Guest discussant: Attila Melegh (Karl Polanyi Research Centre for Global Social Studies)
|19:00||Dinner at Grund bar (provided)|
DAY 2 – Friday (4th September)
|9:30–11:00||P2. Technoscience in the global semi-periphery
Moderator: Zoltán Ginelli
Discussants: Johanna Bockman, Andrzej W. Nowak
|S3a. Managing objectivity, quantification and ideology between East and West
Chair: Johanna Bockman
Narcis Tulbure: Knowledge infrastructures of data-poor economies
Zoltán Ginelli: Globalizing the “quantitative revolution”: The technocratic turn in socialist spatial planning in Hungary
András Pinkasz: The political economy of statistics during the Cold War era
|S3b. Global circulation of high-tech and internationalization of technocracies
Chair: Karl Hall
Marcin Zaród: Hacking the (semi)peripheries: Ethnography of hackerspaces in Central-Eastern Europe as a systemic edge of global computer networks
Tina Schivatcheva: The knowledge economy in the semi-periphery: The case of Bulgaria
|15:00-16:30||P3. Studying science and technology in Eastern Europe
Moderator: András Novoszáth
Discussants: Johanna Bockman, Karl Hall, Andrzej W. Nowak, Martha Lampland, Tereza Stöckelová
|17:00-18:30||P4. STS community in Eastern Europe? Informal conclusions
Moderator: Zoltán Ginelli
DAY 3 – Saturday (5th September)
On this day, we are having informal discussions while taking walks and visiting thematic sites around the city, finishing with lunch and drinks.
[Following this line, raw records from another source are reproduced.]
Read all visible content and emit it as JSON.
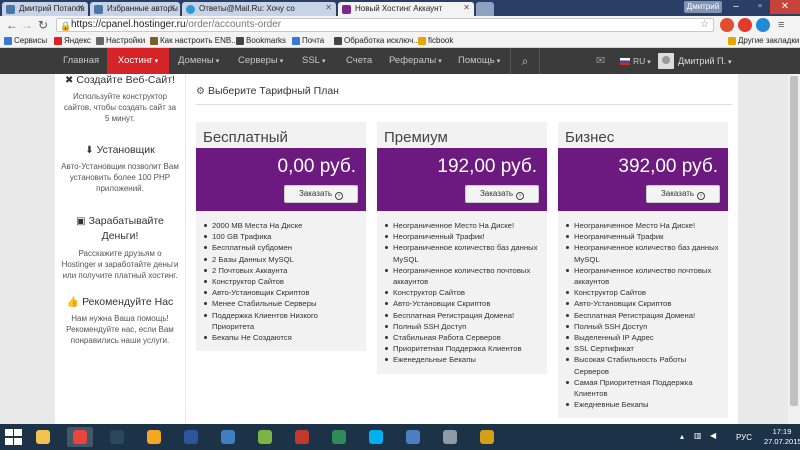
{
  "browser": {
    "tabs": [
      {
        "title": "Дмитрий Потапов",
        "color": "#4a76a8"
      },
      {
        "title": "Избранные авторы",
        "color": "#4a76a8"
      },
      {
        "title": "Ответы@Mail.Ru: Хочу со",
        "color": "#2a9bd8"
      },
      {
        "title": "Новый Хостинг Аккаунт",
        "color": "#7a2a8f",
        "active": true
      }
    ],
    "profile_name": "Дмитрий",
    "url_host": "https://cpanel.hostinger.ru",
    "url_path": "/order/accounts-order",
    "bookmarks": [
      {
        "label": "Сервисы",
        "color": "#3a78d8"
      },
      {
        "label": "Яндекс",
        "color": "#e02020"
      },
      {
        "label": "Настройки",
        "color": "#666666"
      },
      {
        "label": "Как настроить ENB...",
        "color": "#7b5e2a"
      },
      {
        "label": "Bookmarks",
        "color": "#444444"
      },
      {
        "label": "Почта",
        "color": "#3a78d8"
      },
      {
        "label": "Обработка исключ...",
        "color": "#444444"
      },
      {
        "label": "ficbook",
        "color": "#e8a400"
      }
    ],
    "other_bookmarks": "Другие закладки"
  },
  "nav": {
    "items": [
      {
        "label": "Главная",
        "caret": false
      },
      {
        "label": "Хостинг",
        "caret": true,
        "active": true
      },
      {
        "label": "Домены",
        "caret": true
      },
      {
        "label": "Серверы",
        "caret": true
      },
      {
        "label": "SSL",
        "caret": true
      },
      {
        "label": "Счета",
        "caret": false
      },
      {
        "label": "Рефералы",
        "caret": true
      },
      {
        "label": "Помощь",
        "caret": true
      }
    ],
    "language": "RU",
    "user": "Дмитрий П."
  },
  "sidebar": {
    "promos": [
      {
        "icon": "wrench-icon",
        "title": "Создайте Веб-Сайт!",
        "text": "Используйте конструктор сайтов, чтобы создать сайт за 5 минут."
      },
      {
        "icon": "download-icon",
        "title": "Установщик",
        "text": "Авто-Установщик позволит Вам установить более 100 PHP приложений."
      },
      {
        "icon": "money-icon",
        "title": "Зарабатывайте Деньги!",
        "text": "Расскажите друзьям о Hostinger и заработайте деньги или получите платный хостинг."
      },
      {
        "icon": "thumbs-up-icon",
        "title": "Рекомендуйте Нас",
        "text": "Нам нужна Ваша помощь! Рекомендуйте нас, если Вам понравились наши услуги."
      }
    ]
  },
  "main": {
    "title": "Выберите Тарифный План",
    "plans": [
      {
        "name": "Бесплатный",
        "price": "0,00 руб.",
        "button": "Заказать",
        "features": [
          "2000 MB Места На Диске",
          "100 GB Трафика",
          "Бесплатный субдомен",
          "2 Базы Данных MySQL",
          "2 Почтовых Аккаунта",
          "Конструктор Сайтов",
          "Авто-Установщик Скриптов",
          "Менее Стабильные Серверы",
          "Поддержка Клиентов Низкого Приоритета",
          "Бекапы Не Создаются"
        ]
      },
      {
        "name": "Премиум",
        "price": "192,00 руб.",
        "button": "Заказать",
        "features": [
          "Неограниченное Место На Диске!",
          "Неограниченный Трафик!",
          "Неограниченное количество баз данных MySQL",
          "Неограниченное количество почтовых аккаунтов",
          "Конструктор Сайтов",
          "Авто-Установщик Скриптов",
          "Бесплатная Регистрация Домена!",
          "Полный SSH Доступ",
          "Стабильная Работа Серверов",
          "Приоритетная Поддержка Клиентов",
          "Еженедельные Бекапы"
        ]
      },
      {
        "name": "Бизнес",
        "price": "392,00 руб.",
        "button": "Заказать",
        "features": [
          "Неограниченное Место На Диске!",
          "Неограниченный Трафик",
          "Неограниченное количество баз данных MySQL",
          "Неограниченное количество почтовых аккаунтов",
          "Конструктор Сайтов",
          "Авто-Установщик Скриптов",
          "Бесплатная Регистрация Домена!",
          "Полный SSH Доступ",
          "Выделенный IP Адрес",
          "SSL Сертификат",
          "Высокая Стабильность Работы Серверов",
          "Самая Приоритетная Поддержка Клиентов",
          "Ежедневные Бекапы"
        ]
      }
    ]
  },
  "taskbar": {
    "apps": [
      {
        "name": "file-explorer-icon",
        "color": "#f2c14e"
      },
      {
        "name": "chrome-icon",
        "color": "#e8453c",
        "active": true
      },
      {
        "name": "steam-icon",
        "color": "#2a475e"
      },
      {
        "name": "aimp-icon",
        "color": "#f5a623"
      },
      {
        "name": "word-icon",
        "color": "#2b579a"
      },
      {
        "name": "monitor-icon",
        "color": "#3f7fbf"
      },
      {
        "name": "notepad-icon",
        "color": "#7cb342"
      },
      {
        "name": "game-icon",
        "color": "#c0392b"
      },
      {
        "name": "xbox-icon",
        "color": "#2e8b57"
      },
      {
        "name": "skype-icon",
        "color": "#00aff0"
      },
      {
        "name": "teamspeak-icon",
        "color": "#4a7fc1"
      },
      {
        "name": "photos-icon",
        "color": "#8e9aa5"
      },
      {
        "name": "go-icon",
        "color": "#d4a017"
      }
    ],
    "language": "РУС",
    "time": "17:19",
    "date": "27.07.2015"
  }
}
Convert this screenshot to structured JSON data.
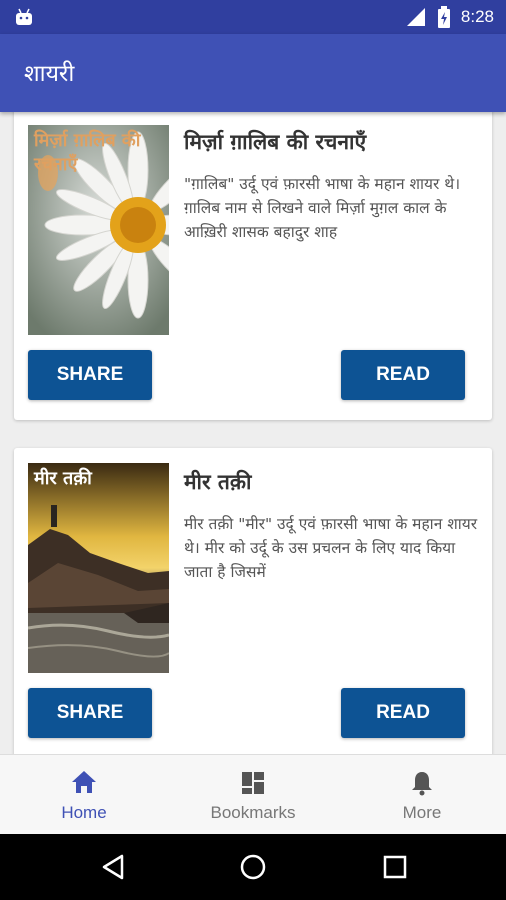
{
  "status_bar": {
    "time": "8:28",
    "icons": [
      "android-icon",
      "signal-icon",
      "battery-icon"
    ]
  },
  "app_bar": {
    "title": "शायरी",
    "color": "#3f51b5"
  },
  "cards": [
    {
      "thumb_caption": "मिर्ज़ा ग़ालिब की रचनाएँ",
      "title": "मिर्ज़ा ग़ालिब की रचनाएँ",
      "description": "\"ग़ालिब\" उर्दू एवं फ़ारसी भाषा के महान शायर थे। ग़ालिब नाम से लिखने वाले मिर्ज़ा मुग़ल काल के आख़िरी शासक बहादुर शाह",
      "share_label": "SHARE",
      "read_label": "READ"
    },
    {
      "thumb_caption": "मीर तक़ी",
      "title": "मीर तक़ी",
      "description": "मीर तक़ी \"मीर\" उर्दू एवं फ़ारसी भाषा के महान शायर थे। मीर को उर्दू के उस प्रचलन के लिए याद किया जाता है जिसमें",
      "share_label": "SHARE",
      "read_label": "READ"
    }
  ],
  "bottom_nav": [
    {
      "label": "Home",
      "icon": "home-icon",
      "active": true
    },
    {
      "label": "Bookmarks",
      "icon": "bookmarks-icon",
      "active": false
    },
    {
      "label": "More",
      "icon": "bell-icon",
      "active": false
    }
  ],
  "system_nav": [
    "back-icon",
    "home-circle-icon",
    "recents-icon"
  ],
  "colors": {
    "primary": "#3f51b5",
    "primary_dark": "#303f9f",
    "button": "#0d5394",
    "nav_active": "#3f51b5"
  }
}
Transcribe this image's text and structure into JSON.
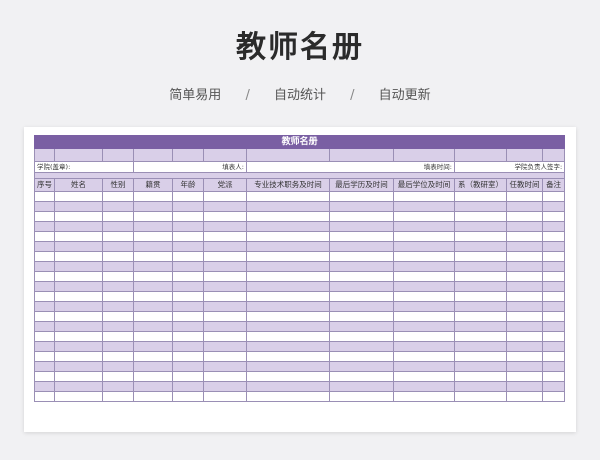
{
  "header": {
    "title": "教师名册",
    "features": [
      "简单易用",
      "自动统计",
      "自动更新"
    ],
    "separator": "/"
  },
  "sheet": {
    "title": "教师名册",
    "info": {
      "college_label": "学院(盖章):",
      "filler_label": "填表人:",
      "date_label": "填表时间:",
      "signature_label": "学院负责人签字:"
    },
    "columns": [
      "序号",
      "姓名",
      "性别",
      "籍贯",
      "年龄",
      "党派",
      "专业技术职务及时间",
      "最后学历及时间",
      "最后学位及时间",
      "系（教研室）",
      "任教时间",
      "备注"
    ],
    "row_count": 21
  },
  "colors": {
    "accent": "#7a5fa3",
    "band": "#d9cfe8",
    "border": "#9a8fb5",
    "page_bg": "#f1f1f3"
  }
}
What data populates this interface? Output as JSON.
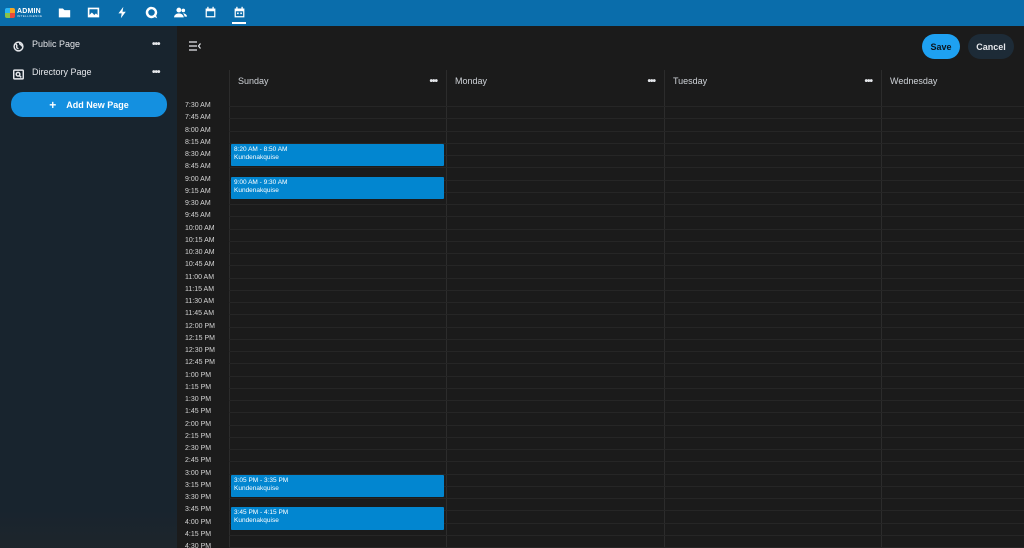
{
  "topbar": {
    "logo_line1": "ADMIN",
    "logo_line2": "INTELLIGENCE",
    "icons": [
      "folder-icon",
      "image-icon",
      "bolt-icon",
      "chat-icon",
      "users-icon",
      "calendar-icon",
      "calendar-active-icon"
    ]
  },
  "sidebar": {
    "items": [
      {
        "label": "Public Page",
        "icon": "globe-icon",
        "menu": "•••"
      },
      {
        "label": "Directory Page",
        "icon": "directory-search-icon",
        "menu": "•••"
      }
    ],
    "add_button": "Add New Page"
  },
  "toolbar": {
    "save_label": "Save",
    "cancel_label": "Cancel"
  },
  "calendar": {
    "days": [
      {
        "name": "Sunday",
        "menu": "•••"
      },
      {
        "name": "Monday",
        "menu": "•••"
      },
      {
        "name": "Tuesday",
        "menu": "•••"
      },
      {
        "name": "Wednesday",
        "menu": ""
      }
    ],
    "times": [
      "7:30 AM",
      "7:45 AM",
      "8:00 AM",
      "8:15 AM",
      "8:30 AM",
      "8:45 AM",
      "9:00 AM",
      "9:15 AM",
      "9:30 AM",
      "9:45 AM",
      "10:00 AM",
      "10:15 AM",
      "10:30 AM",
      "10:45 AM",
      "11:00 AM",
      "11:15 AM",
      "11:30 AM",
      "11:45 AM",
      "12:00 PM",
      "12:15 PM",
      "12:30 PM",
      "12:45 PM",
      "1:00 PM",
      "1:15 PM",
      "1:30 PM",
      "1:45 PM",
      "2:00 PM",
      "2:15 PM",
      "2:30 PM",
      "2:45 PM",
      "3:00 PM",
      "3:15 PM",
      "3:30 PM",
      "3:45 PM",
      "4:00 PM",
      "4:15 PM",
      "4:30 PM"
    ],
    "events": [
      {
        "day": "Sunday",
        "time": "8:20 AM - 8:50 AM",
        "title": "Kundenakquise"
      },
      {
        "day": "Sunday",
        "time": "9:00 AM - 9:30 AM",
        "title": "Kundenakquise"
      },
      {
        "day": "Sunday",
        "time": "3:05 PM - 3:35 PM",
        "title": "Kundenakquise"
      },
      {
        "day": "Sunday",
        "time": "3:45 PM - 4:15 PM",
        "title": "Kundenakquise"
      }
    ],
    "colors": {
      "event": "#0286d0",
      "topbar": "#0a6dab",
      "accent": "#1ea1f2"
    }
  }
}
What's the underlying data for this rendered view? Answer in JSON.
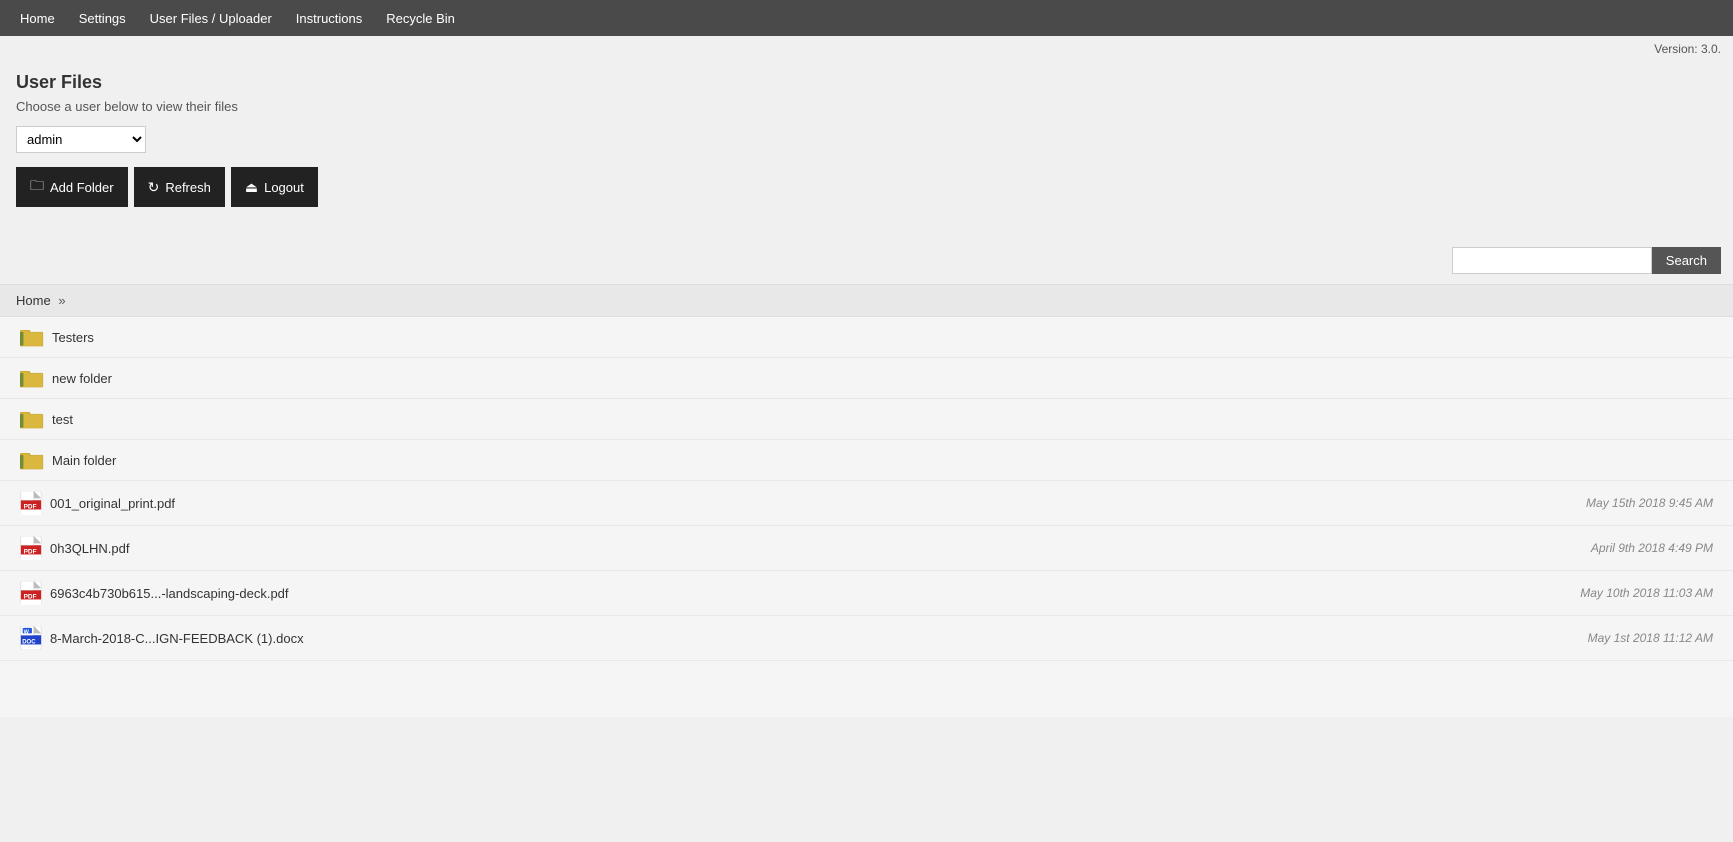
{
  "nav": {
    "items": [
      {
        "label": "Home",
        "id": "home"
      },
      {
        "label": "Settings",
        "id": "settings"
      },
      {
        "label": "User Files / Uploader",
        "id": "user-files"
      },
      {
        "label": "Instructions",
        "id": "instructions"
      },
      {
        "label": "Recycle Bin",
        "id": "recycle-bin"
      }
    ]
  },
  "version": {
    "label": "Version:",
    "value": "3.0."
  },
  "page": {
    "title": "User Files",
    "subtitle": "Choose a user below to view their files"
  },
  "user_dropdown": {
    "selected": "admin",
    "options": [
      "admin"
    ]
  },
  "buttons": {
    "add_folder": "Add Folder",
    "refresh": "Refresh",
    "logout": "Logout"
  },
  "search": {
    "placeholder": "",
    "button_label": "Search"
  },
  "breadcrumb": {
    "home": "Home",
    "separator": "»"
  },
  "folders": [
    {
      "name": "Testers"
    },
    {
      "name": "new folder"
    },
    {
      "name": "test"
    },
    {
      "name": "Main folder"
    }
  ],
  "files": [
    {
      "name": "001_original_print.pdf",
      "type": "pdf",
      "date": "May 15th 2018 9:45 AM"
    },
    {
      "name": "0h3QLHN.pdf",
      "type": "pdf",
      "date": "April 9th 2018 4:49 PM"
    },
    {
      "name": "6963c4b730b615...-landscaping-deck.pdf",
      "type": "pdf",
      "date": "May 10th 2018 11:03 AM"
    },
    {
      "name": "8-March-2018-C...IGN-FEEDBACK (1).docx",
      "type": "docx",
      "date": "May 1st 2018 11:12 AM"
    }
  ]
}
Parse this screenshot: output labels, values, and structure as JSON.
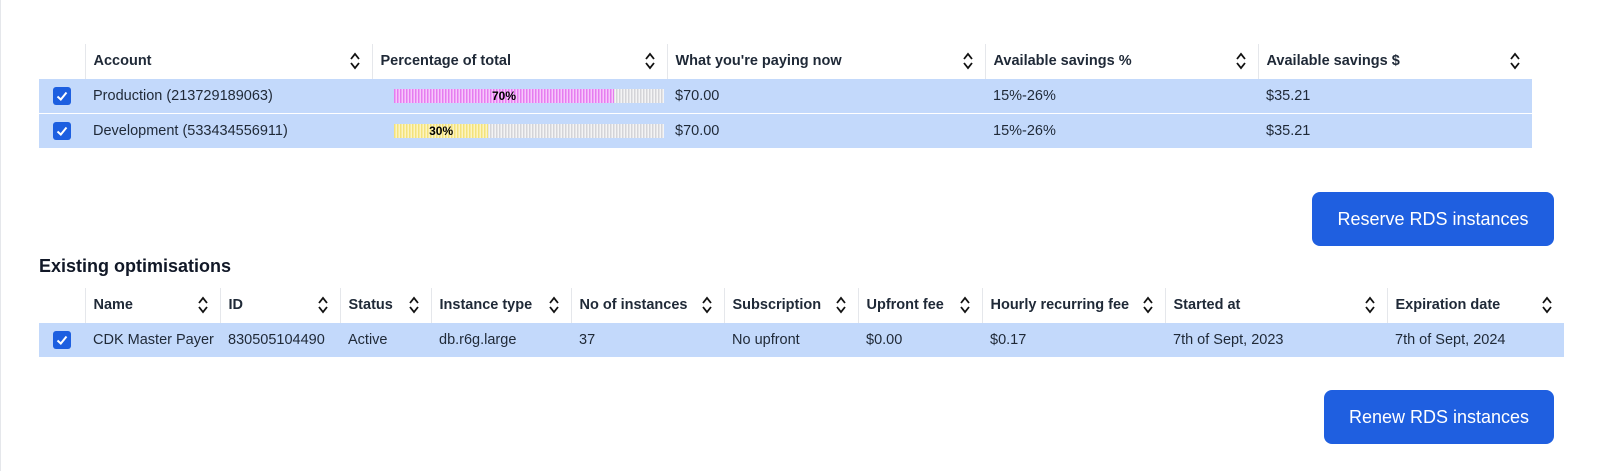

Some of the activities might reach into the afternoon. All activities listed here are optional.
City Walk: Different Approaches of Urban Regeneration in Budapest
Guide: Márton Berki (Critical Collective for Urban Research)
Meeting at the entrance of Corvin Cinema (near Corvin-negyed metro station).
If the weather turns out to be bad, the city walk should be shifted into the afternoon.
There will be a short trip (about 2 hours) around Corvin Square hosted by the Critical Collective for Urban Research group. Topics will cover the history and material heritage of the working class neighbourhood of Józsefváros district (the place of our venue), its postsocialist transformation and recent processes of gentrification.
On the example of the Corvin Promenade Project and the rehabilitation of Magdolna Quarter in District VIII, this field trip provides a critical narrative of different approaches and practices of urban regeneration in Budapest. Whereas the first (market-generated) project is a radical intervention in the urban tissue of a formerly blighted area (merely displacing urban poverty), the latter is an attempt to move towards a more socially sensitive form of urban rehabilitation – yet, with several question marks.
Afternoon visit: Electrotechnical Museum
1075 Budapest, Kazinczy u. 21.
Additional places worth to visit:
1223 Budapest (Southern Buda), corner of Balatoni út and Szabadkai utca
Open: 10:00 until dusk
Adults: 1.500 HUF
Students with ISIC CARD: 1.000 HUF
Marxim Pizzeria and Pub
1024 Budapest, Kis Rókus u. 23.
Gólya Cooperative Bar and Community House
Gólya Szövetkezeti Presszó és Közösségi Ház
The conference venue is the historical building of the ‘Gólya’ (Stork) community centre and co-operative bar in the inner city area of Budapest.
1083 Budapest, Bókay János u. 34.
+36 (1) 785 5568
Find Gólya on facebook.
Map of destination (Bókay János utca 34.)
Buffet, lunch and the dinner on Thursday will be provided for all guests free of charge. Lunch will consist of a two-course meal (vegetarian option included) and is to be served buffet-style at our venue, Gólya Community Centre. The dinner on Thursday will consist of a main course, and will take place at a restaurant nearby. Second dinner will be optional and will depend on guests’ choices.
Chicken and Spinach Risotto with Parmesan OR Vegan Risotto
Chili con Carne OR Vegan Chili